(Saved entries)

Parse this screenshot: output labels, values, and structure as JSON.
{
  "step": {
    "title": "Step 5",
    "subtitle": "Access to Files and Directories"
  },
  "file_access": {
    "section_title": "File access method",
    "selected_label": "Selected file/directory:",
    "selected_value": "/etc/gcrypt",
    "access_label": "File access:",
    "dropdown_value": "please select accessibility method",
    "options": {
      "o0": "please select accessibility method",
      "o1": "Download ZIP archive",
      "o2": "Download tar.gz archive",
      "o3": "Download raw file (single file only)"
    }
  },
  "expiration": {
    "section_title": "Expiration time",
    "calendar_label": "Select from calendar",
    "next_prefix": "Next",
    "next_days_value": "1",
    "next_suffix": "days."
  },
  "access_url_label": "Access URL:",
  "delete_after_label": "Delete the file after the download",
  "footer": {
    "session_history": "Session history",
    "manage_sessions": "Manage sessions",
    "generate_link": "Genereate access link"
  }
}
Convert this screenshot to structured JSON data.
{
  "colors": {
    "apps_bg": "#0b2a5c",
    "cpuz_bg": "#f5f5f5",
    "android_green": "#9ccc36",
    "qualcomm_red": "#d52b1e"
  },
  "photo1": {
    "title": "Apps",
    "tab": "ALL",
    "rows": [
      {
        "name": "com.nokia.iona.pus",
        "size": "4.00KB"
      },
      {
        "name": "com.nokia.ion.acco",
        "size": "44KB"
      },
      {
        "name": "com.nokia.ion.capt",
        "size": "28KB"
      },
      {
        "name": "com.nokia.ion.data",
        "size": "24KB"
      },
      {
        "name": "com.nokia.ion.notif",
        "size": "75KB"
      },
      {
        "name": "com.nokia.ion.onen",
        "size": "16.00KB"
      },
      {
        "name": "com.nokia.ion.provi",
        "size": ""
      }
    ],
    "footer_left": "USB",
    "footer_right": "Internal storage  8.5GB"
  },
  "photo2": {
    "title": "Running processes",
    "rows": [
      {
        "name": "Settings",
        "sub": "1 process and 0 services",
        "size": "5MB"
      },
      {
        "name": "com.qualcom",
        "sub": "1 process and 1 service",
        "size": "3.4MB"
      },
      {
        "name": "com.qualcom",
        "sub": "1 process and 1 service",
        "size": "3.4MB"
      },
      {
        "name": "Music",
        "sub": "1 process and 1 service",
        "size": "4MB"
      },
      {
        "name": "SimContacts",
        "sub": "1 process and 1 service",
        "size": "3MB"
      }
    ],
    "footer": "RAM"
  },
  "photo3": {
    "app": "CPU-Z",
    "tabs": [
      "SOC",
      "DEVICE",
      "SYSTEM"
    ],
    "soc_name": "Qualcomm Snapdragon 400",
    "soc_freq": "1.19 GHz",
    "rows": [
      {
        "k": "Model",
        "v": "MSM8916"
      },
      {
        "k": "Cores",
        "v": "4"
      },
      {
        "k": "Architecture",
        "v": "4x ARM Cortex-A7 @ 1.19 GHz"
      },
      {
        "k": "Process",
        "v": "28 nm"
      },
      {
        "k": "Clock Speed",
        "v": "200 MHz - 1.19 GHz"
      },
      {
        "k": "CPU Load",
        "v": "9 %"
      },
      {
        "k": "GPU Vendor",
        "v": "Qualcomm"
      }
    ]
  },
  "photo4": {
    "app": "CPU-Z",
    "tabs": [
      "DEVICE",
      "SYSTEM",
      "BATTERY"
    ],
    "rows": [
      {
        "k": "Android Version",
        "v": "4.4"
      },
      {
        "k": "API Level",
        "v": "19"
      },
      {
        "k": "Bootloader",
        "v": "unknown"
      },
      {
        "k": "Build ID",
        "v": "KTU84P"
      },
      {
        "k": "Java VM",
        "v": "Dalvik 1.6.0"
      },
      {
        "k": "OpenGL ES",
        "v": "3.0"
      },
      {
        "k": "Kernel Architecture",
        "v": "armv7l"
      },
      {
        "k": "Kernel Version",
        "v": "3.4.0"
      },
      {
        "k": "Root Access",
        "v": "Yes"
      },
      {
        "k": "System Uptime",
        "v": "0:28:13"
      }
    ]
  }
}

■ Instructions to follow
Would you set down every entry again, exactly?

■ Solution
Parse this screenshot: output labels, values, and structure as JSON.
{
  "step": {
    "title": "Step 5",
    "subtitle": "Access to Files and Directories"
  },
  "file_access": {
    "section_title": "File access method",
    "selected_label": "Selected file/directory:",
    "selected_value": "/etc/gcrypt",
    "access_label": "File access:",
    "dropdown_value": "please select accessibility method",
    "options": {
      "o0": "please select accessibility method",
      "o1": "Download ZIP archive",
      "o2": "Download tar.gz archive",
      "o3": "Download raw file (single file only)"
    }
  },
  "expiration": {
    "section_title": "Expiration time",
    "calendar_label": "Select from calendar",
    "next_prefix": "Next",
    "next_days_value": "1",
    "next_suffix": "days."
  },
  "access_url_label": "Access URL:",
  "delete_after_label": "Delete the file after the download",
  "footer": {
    "session_history": "Session history",
    "manage_sessions": "Manage sessions",
    "generate_link": "Genereate access link"
  }
}
Convert this screenshot to structured JSON data.
{
  "colors": {
    "apps_bg": "#0b2a5c",
    "cpuz_bg": "#f5f5f5",
    "android_green": "#9ccc36",
    "qualcomm_red": "#d52b1e"
  },
  "photo1": {
    "title": "Apps",
    "tab": "ALL",
    "rows": [
      {
        "name": "com.nokia.iona.pus",
        "size": "4.00KB"
      },
      {
        "name": "com.nokia.ion.acco",
        "size": "44KB"
      },
      {
        "name": "com.nokia.ion.capt",
        "size": "28KB"
      },
      {
        "name": "com.nokia.ion.data",
        "size": "24KB"
      },
      {
        "name": "com.nokia.ion.notif",
        "size": "75KB"
      },
      {
        "name": "com.nokia.ion.onen",
        "size": "16.00KB"
      },
      {
        "name": "com.nokia.ion.provi",
        "size": ""
      }
    ],
    "footer_left": "USB",
    "footer_right": "Internal storage  8.5GB"
  },
  "photo2": {
    "title": "Running processes",
    "rows": [
      {
        "name": "Settings",
        "sub": "1 process and 0 services",
        "size": "5MB"
      },
      {
        "name": "com.qualcom",
        "sub": "1 process and 1 service",
        "size": "3.4MB"
      },
      {
        "name": "com.qualcom",
        "sub": "1 process and 1 service",
        "size": "3.4MB"
      },
      {
        "name": "Music",
        "sub": "1 process and 1 service",
        "size": "4MB"
      },
      {
        "name": "SimContacts",
        "sub": "1 process and 1 service",
        "size": "3MB"
      }
    ],
    "footer": "RAM"
  },
  "photo3": {
    "app": "CPU-Z",
    "tabs": [
      "SOC",
      "DEVICE",
      "SYSTEM"
    ],
    "soc_name": "Qualcomm Snapdragon 400",
    "soc_freq": "1.19 GHz",
    "rows": [
      {
        "k": "Model",
        "v": "MSM8916"
      },
      {
        "k": "Cores",
        "v": "4"
      },
      {
        "k": "Architecture",
        "v": "4x ARM Cortex-A7 @ 1.19 GHz"
      },
      {
        "k": "Process",
        "v": "28 nm"
      },
      {
        "k": "Clock Speed",
        "v": "200 MHz - 1.19 GHz"
      },
      {
        "k": "CPU Load",
        "v": "9 %"
      },
      {
        "k": "GPU Vendor",
        "v": "Qualcomm"
      }
    ]
  },
  "photo4": {
    "app": "CPU-Z",
    "tabs": [
      "DEVICE",
      "SYSTEM",
      "BATTERY"
    ],
    "rows": [
      {
        "k": "Android Version",
        "v": "4.4"
      },
      {
        "k": "API Level",
        "v": "19"
      },
      {
        "k": "Bootloader",
        "v": "unknown"
      },
      {
        "k": "Build ID",
        "v": "KTU84P"
      },
      {
        "k": "Java VM",
        "v": "Dalvik 1.6.0"
      },
      {
        "k": "OpenGL ES",
        "v": "3.0"
      },
      {
        "k": "Kernel Architecture",
        "v": "armv7l"
      },
      {
        "k": "Kernel Version",
        "v": "3.4.0"
      },
      {
        "k": "Root Access",
        "v": "Yes"
      },
      {
        "k": "System Uptime",
        "v": "0:28:13"
      }
    ]
  }
}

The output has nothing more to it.